UK - The UK's Department of Environment, Food and Rural Affairs (Defra) will be enacting administration budget reductions of 26 per cent by 2019-20, announced as part of the Chancellor's spending review.
Defra called the efficiencies programme "ambitious" and said the savings would be delivered by sharing back office functions like IT, human resources and finance with its network bodies to reduce unnecessary bureaucracy, and devolving roles to the local frontline to ensure effective service delivery.
Overall, Defra's day-to-day operating budget will be cut by 15 per cent in real terms by 2019-20.
In welcome news for farmers, the department also plans to create net savings to business of £470 million by reducing the red tape burden. As part of this, Defra aims to cut farm inspections by 20,000 by 2019-20 using a Single Farm Inspection Taskforce.
Defra also said it would invest over £130 million in its science estates and equipment, including funding to enhance national outbreak response capabilities, and it will continue to invest in implementing its 25-year strategy to eradicate bovine tuberculosis.
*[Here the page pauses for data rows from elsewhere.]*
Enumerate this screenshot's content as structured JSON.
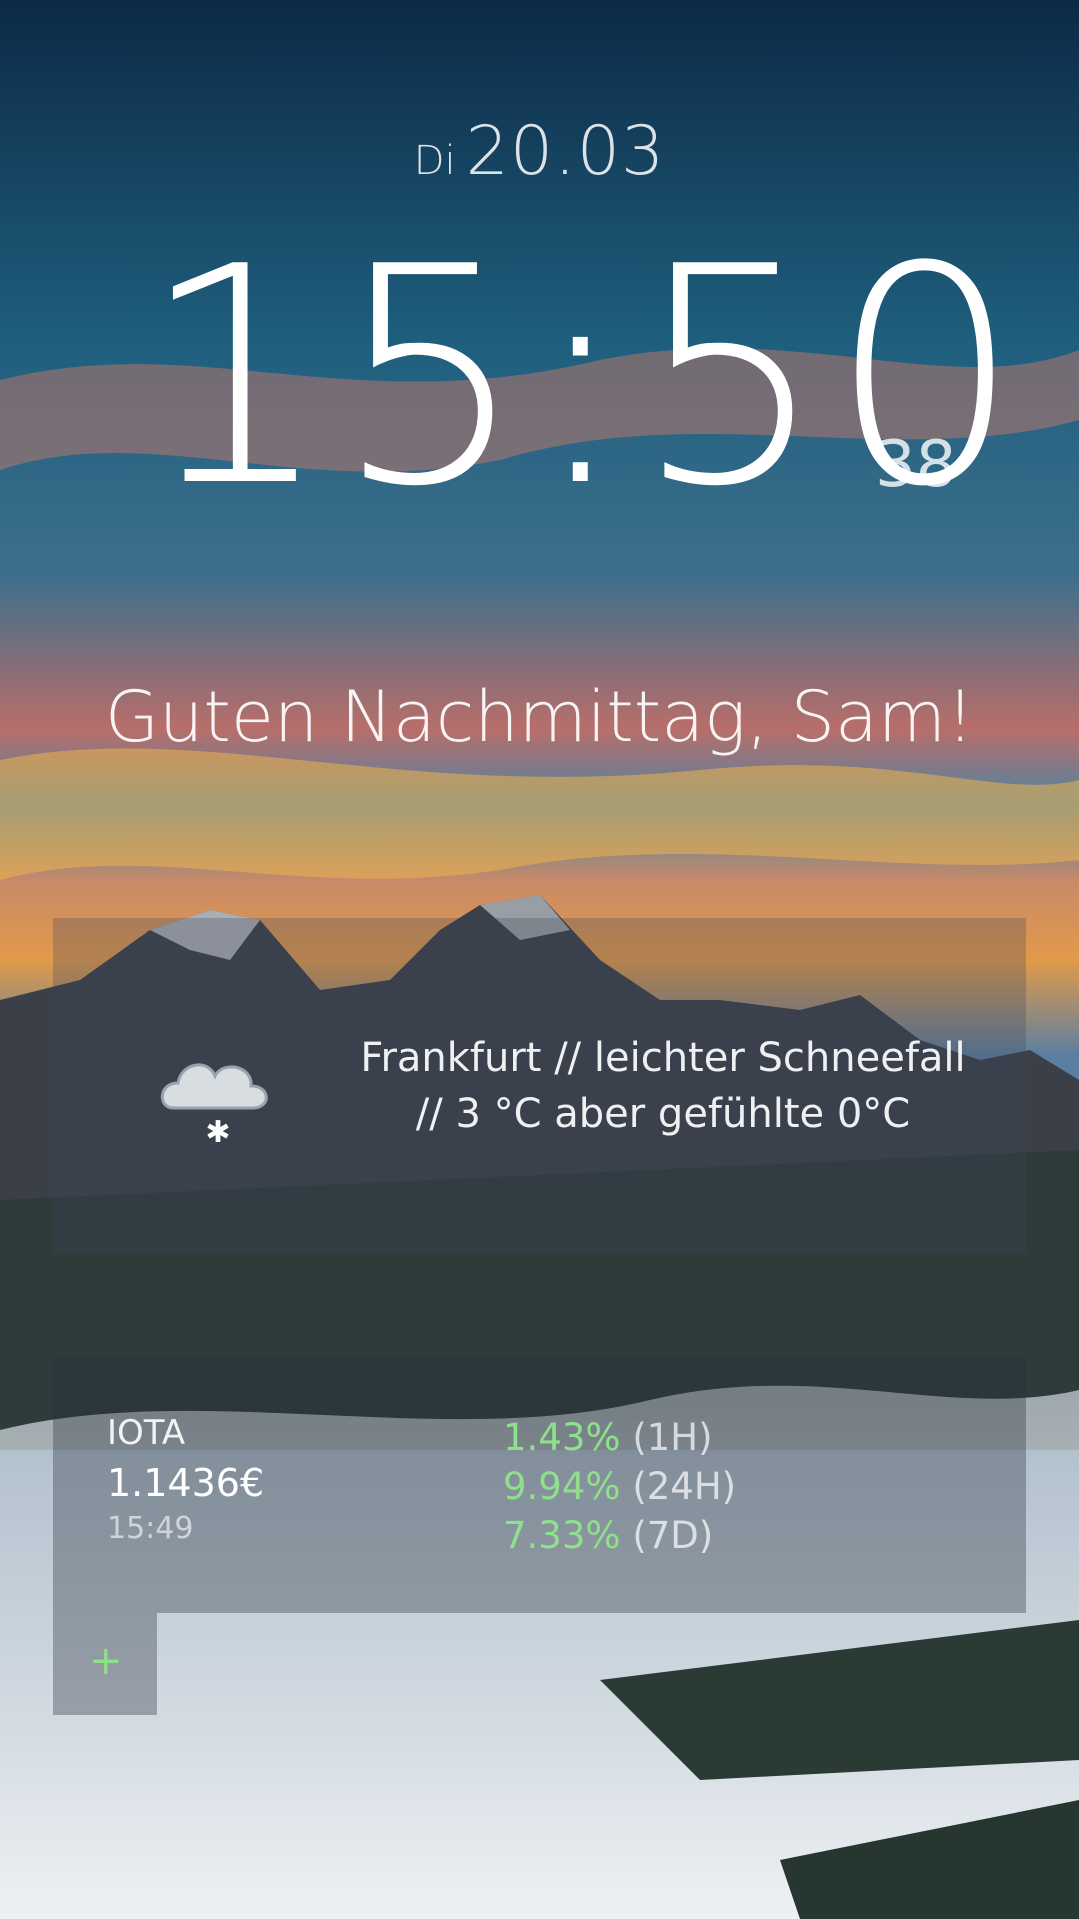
{
  "date": {
    "weekday": "Di",
    "day_month": "20.03"
  },
  "clock": {
    "hours_minutes": "15:50",
    "seconds": "38"
  },
  "greeting": "Guten Nachmittag, Sam!",
  "weather": {
    "icon": "cloud-snow-icon",
    "line1": "Frankfurt // leichter Schneefall",
    "line2": "// 3 °C aber gefühlte 0°C"
  },
  "crypto": {
    "name": "IOTA",
    "price": "1.1436€",
    "time": "15:49",
    "changes": [
      {
        "percent": "1.43%",
        "period": "(1H)"
      },
      {
        "percent": "9.94%",
        "period": "(24H)"
      },
      {
        "percent": "7.33%",
        "period": "(7D)"
      }
    ]
  },
  "add_button": {
    "label": "+"
  },
  "colors": {
    "positive": "#8fe08a",
    "text": "#ffffff"
  }
}
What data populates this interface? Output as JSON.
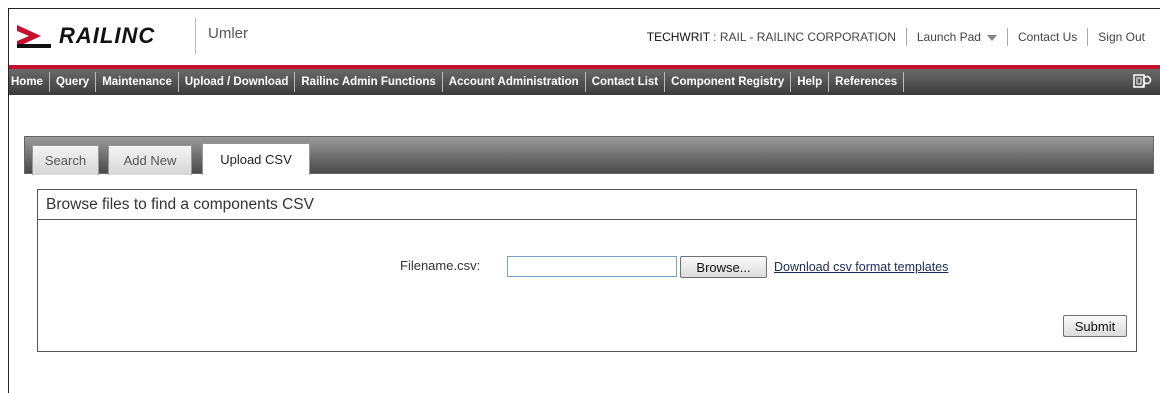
{
  "header": {
    "logo_text": "RAILINC",
    "app_name": "Umler",
    "user_id": "TECHWRIT",
    "user_org": " : RAIL - RAILINC CORPORATION",
    "launch_pad": "Launch Pad",
    "contact_us": "Contact Us",
    "sign_out": "Sign Out"
  },
  "nav": {
    "items": [
      "Home",
      "Query",
      "Maintenance",
      "Upload / Download",
      "Railinc Admin Functions",
      "Account Administration",
      "Contact List",
      "Component Registry",
      "Help",
      "References"
    ],
    "icon": "window-search-icon"
  },
  "tabs": [
    {
      "label": "Search",
      "active": false
    },
    {
      "label": "Add New",
      "active": false
    },
    {
      "label": "Upload CSV",
      "active": true
    }
  ],
  "panel": {
    "title": "Browse files to find a components CSV",
    "file_label": "Filename.csv:",
    "file_value": "",
    "browse_label": "Browse...",
    "download_link": "Download csv format templates",
    "submit_label": "Submit"
  },
  "colors": {
    "brand_red": "#c8102e",
    "nav_dark": "#3c3c3c",
    "link": "#1a2a5a"
  }
}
NFU chief economic adviser Gail Soutar said: "We must wait for more details before understanding the full impact of this on farmers.
"It is reassuring that the flood defence budget will be ring-fenced and that the Government will prioritise spending on animal and plant disease prevention, for example by continuing to invest in implementing its 25-year strategy to eradicate bovine tuberculosis."
Ms Soutar expressed disappointment that there was no mention of improved broadband access for farmers, urging the government to commit to superfast broadband delivery.
“It is disappointing that the Government has decided to end the micro employer relaxation of PAYE ‘on or before’ reporting from April 2016," Ms Soutar added.
"This will impose a significant additional burden on many agricultural businesses engaging seasonal workers at harvest time. Larger employers will, however, be concerned at the rate of the new Apprenticeship Levy of 0.5% of payroll costs from April 2017.”
Environment Secretary, Elizabeth Truss said: "With today’s settlement we can now plan for the future.
"This strong funding settlement means we can press ahead with our vital work to protect the country from floods and animal and plant disease, put in place stronger protections for our natural landscape and deliver on our commitments for a cleaner, healthier environment which benefits people and the economy."